▼

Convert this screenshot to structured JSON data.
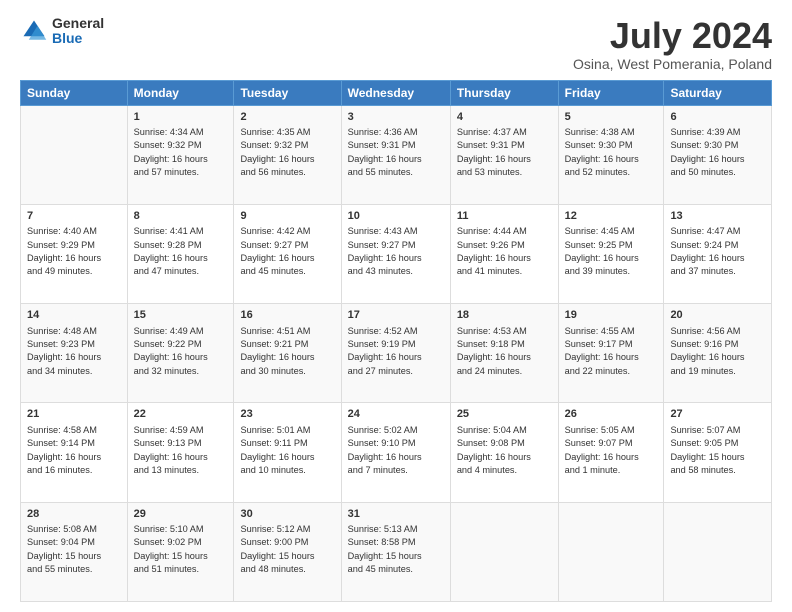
{
  "logo": {
    "general": "General",
    "blue": "Blue"
  },
  "title": "July 2024",
  "subtitle": "Osina, West Pomerania, Poland",
  "header_days": [
    "Sunday",
    "Monday",
    "Tuesday",
    "Wednesday",
    "Thursday",
    "Friday",
    "Saturday"
  ],
  "weeks": [
    [
      {
        "day": "",
        "info": ""
      },
      {
        "day": "1",
        "info": "Sunrise: 4:34 AM\nSunset: 9:32 PM\nDaylight: 16 hours\nand 57 minutes."
      },
      {
        "day": "2",
        "info": "Sunrise: 4:35 AM\nSunset: 9:32 PM\nDaylight: 16 hours\nand 56 minutes."
      },
      {
        "day": "3",
        "info": "Sunrise: 4:36 AM\nSunset: 9:31 PM\nDaylight: 16 hours\nand 55 minutes."
      },
      {
        "day": "4",
        "info": "Sunrise: 4:37 AM\nSunset: 9:31 PM\nDaylight: 16 hours\nand 53 minutes."
      },
      {
        "day": "5",
        "info": "Sunrise: 4:38 AM\nSunset: 9:30 PM\nDaylight: 16 hours\nand 52 minutes."
      },
      {
        "day": "6",
        "info": "Sunrise: 4:39 AM\nSunset: 9:30 PM\nDaylight: 16 hours\nand 50 minutes."
      }
    ],
    [
      {
        "day": "7",
        "info": "Sunrise: 4:40 AM\nSunset: 9:29 PM\nDaylight: 16 hours\nand 49 minutes."
      },
      {
        "day": "8",
        "info": "Sunrise: 4:41 AM\nSunset: 9:28 PM\nDaylight: 16 hours\nand 47 minutes."
      },
      {
        "day": "9",
        "info": "Sunrise: 4:42 AM\nSunset: 9:27 PM\nDaylight: 16 hours\nand 45 minutes."
      },
      {
        "day": "10",
        "info": "Sunrise: 4:43 AM\nSunset: 9:27 PM\nDaylight: 16 hours\nand 43 minutes."
      },
      {
        "day": "11",
        "info": "Sunrise: 4:44 AM\nSunset: 9:26 PM\nDaylight: 16 hours\nand 41 minutes."
      },
      {
        "day": "12",
        "info": "Sunrise: 4:45 AM\nSunset: 9:25 PM\nDaylight: 16 hours\nand 39 minutes."
      },
      {
        "day": "13",
        "info": "Sunrise: 4:47 AM\nSunset: 9:24 PM\nDaylight: 16 hours\nand 37 minutes."
      }
    ],
    [
      {
        "day": "14",
        "info": "Sunrise: 4:48 AM\nSunset: 9:23 PM\nDaylight: 16 hours\nand 34 minutes."
      },
      {
        "day": "15",
        "info": "Sunrise: 4:49 AM\nSunset: 9:22 PM\nDaylight: 16 hours\nand 32 minutes."
      },
      {
        "day": "16",
        "info": "Sunrise: 4:51 AM\nSunset: 9:21 PM\nDaylight: 16 hours\nand 30 minutes."
      },
      {
        "day": "17",
        "info": "Sunrise: 4:52 AM\nSunset: 9:19 PM\nDaylight: 16 hours\nand 27 minutes."
      },
      {
        "day": "18",
        "info": "Sunrise: 4:53 AM\nSunset: 9:18 PM\nDaylight: 16 hours\nand 24 minutes."
      },
      {
        "day": "19",
        "info": "Sunrise: 4:55 AM\nSunset: 9:17 PM\nDaylight: 16 hours\nand 22 minutes."
      },
      {
        "day": "20",
        "info": "Sunrise: 4:56 AM\nSunset: 9:16 PM\nDaylight: 16 hours\nand 19 minutes."
      }
    ],
    [
      {
        "day": "21",
        "info": "Sunrise: 4:58 AM\nSunset: 9:14 PM\nDaylight: 16 hours\nand 16 minutes."
      },
      {
        "day": "22",
        "info": "Sunrise: 4:59 AM\nSunset: 9:13 PM\nDaylight: 16 hours\nand 13 minutes."
      },
      {
        "day": "23",
        "info": "Sunrise: 5:01 AM\nSunset: 9:11 PM\nDaylight: 16 hours\nand 10 minutes."
      },
      {
        "day": "24",
        "info": "Sunrise: 5:02 AM\nSunset: 9:10 PM\nDaylight: 16 hours\nand 7 minutes."
      },
      {
        "day": "25",
        "info": "Sunrise: 5:04 AM\nSunset: 9:08 PM\nDaylight: 16 hours\nand 4 minutes."
      },
      {
        "day": "26",
        "info": "Sunrise: 5:05 AM\nSunset: 9:07 PM\nDaylight: 16 hours\nand 1 minute."
      },
      {
        "day": "27",
        "info": "Sunrise: 5:07 AM\nSunset: 9:05 PM\nDaylight: 15 hours\nand 58 minutes."
      }
    ],
    [
      {
        "day": "28",
        "info": "Sunrise: 5:08 AM\nSunset: 9:04 PM\nDaylight: 15 hours\nand 55 minutes."
      },
      {
        "day": "29",
        "info": "Sunrise: 5:10 AM\nSunset: 9:02 PM\nDaylight: 15 hours\nand 51 minutes."
      },
      {
        "day": "30",
        "info": "Sunrise: 5:12 AM\nSunset: 9:00 PM\nDaylight: 15 hours\nand 48 minutes."
      },
      {
        "day": "31",
        "info": "Sunrise: 5:13 AM\nSunset: 8:58 PM\nDaylight: 15 hours\nand 45 minutes."
      },
      {
        "day": "",
        "info": ""
      },
      {
        "day": "",
        "info": ""
      },
      {
        "day": "",
        "info": ""
      }
    ]
  ]
}
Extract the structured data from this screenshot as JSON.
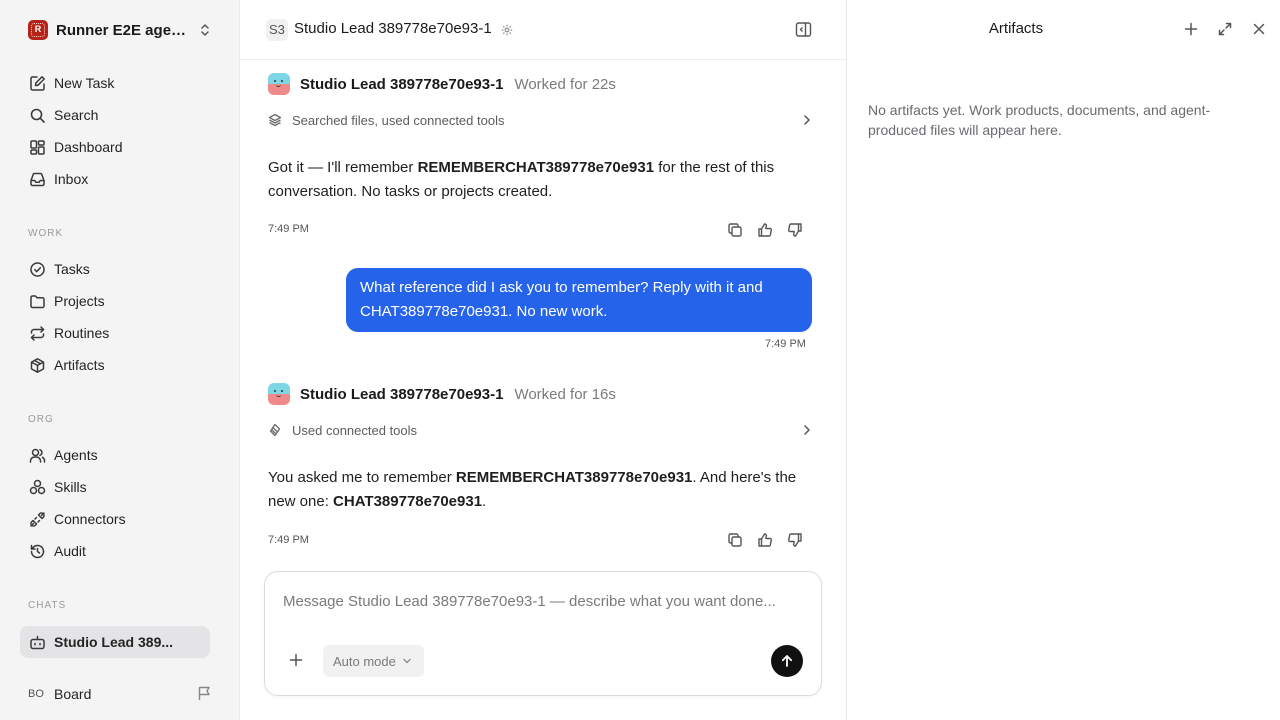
{
  "sidebar": {
    "workspace_initial": "R",
    "workspace_name": "Runner E2E agen...",
    "main_items": [
      {
        "label": "New Task",
        "icon": "new-task-icon"
      },
      {
        "label": "Search",
        "icon": "search-icon"
      },
      {
        "label": "Dashboard",
        "icon": "dashboard-icon"
      },
      {
        "label": "Inbox",
        "icon": "inbox-icon"
      }
    ],
    "work_label": "WORK",
    "work_items": [
      {
        "label": "Tasks",
        "icon": "check-circle-icon"
      },
      {
        "label": "Projects",
        "icon": "folder-icon"
      },
      {
        "label": "Routines",
        "icon": "repeat-icon"
      },
      {
        "label": "Artifacts",
        "icon": "box-icon"
      }
    ],
    "org_label": "ORG",
    "org_items": [
      {
        "label": "Agents",
        "icon": "users-icon"
      },
      {
        "label": "Skills",
        "icon": "skills-icon"
      },
      {
        "label": "Connectors",
        "icon": "plug-icon"
      },
      {
        "label": "Audit",
        "icon": "history-icon"
      }
    ],
    "chats_label": "CHATS",
    "chats": [
      {
        "label": "Studio Lead 389...",
        "icon": "bot-icon",
        "active": true
      }
    ],
    "board": {
      "initials": "BO",
      "label": "Board",
      "icon": "flag-icon"
    }
  },
  "chat": {
    "badge": "S3",
    "title": "Studio Lead 389778e70e93-1",
    "messages": [
      {
        "agent_name": "Studio Lead 389778e70e93-1",
        "worked": "Worked for 22s",
        "tools": "Searched files, used connected tools",
        "text_1": "Got it — I'll remember ",
        "bold_1": "REMEMBERCHAT389778e70e931",
        "text_2": " for the rest of this conversation. No tasks or projects created.",
        "time": "7:49 PM"
      },
      {
        "user_text": "What reference did I ask you to remember? Reply with it and CHAT389778e70e931. No new work.",
        "time": "7:49 PM"
      },
      {
        "agent_name": "Studio Lead 389778e70e93-1",
        "worked": "Worked for 16s",
        "tools": "Used connected tools",
        "text_1": "You asked me to remember ",
        "bold_1": "REMEMBERCHAT389778e70e931",
        "text_2": ". And here's the new one: ",
        "bold_2": "CHAT389778e70e931",
        "text_3": ".",
        "time": "7:49 PM"
      }
    ],
    "composer": {
      "placeholder": "Message Studio Lead 389778e70e93-1 — describe what you want done...",
      "value": "",
      "mode": "Auto mode"
    }
  },
  "artifacts": {
    "title": "Artifacts",
    "empty_text": "No artifacts yet. Work products, documents, and agent-produced files will appear here."
  },
  "colors": {
    "accent": "#2563eb",
    "workspace_logo": "#b42318",
    "sidebar_bg": "#f4f4f5"
  }
}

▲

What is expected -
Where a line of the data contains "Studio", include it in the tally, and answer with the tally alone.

Solution -
5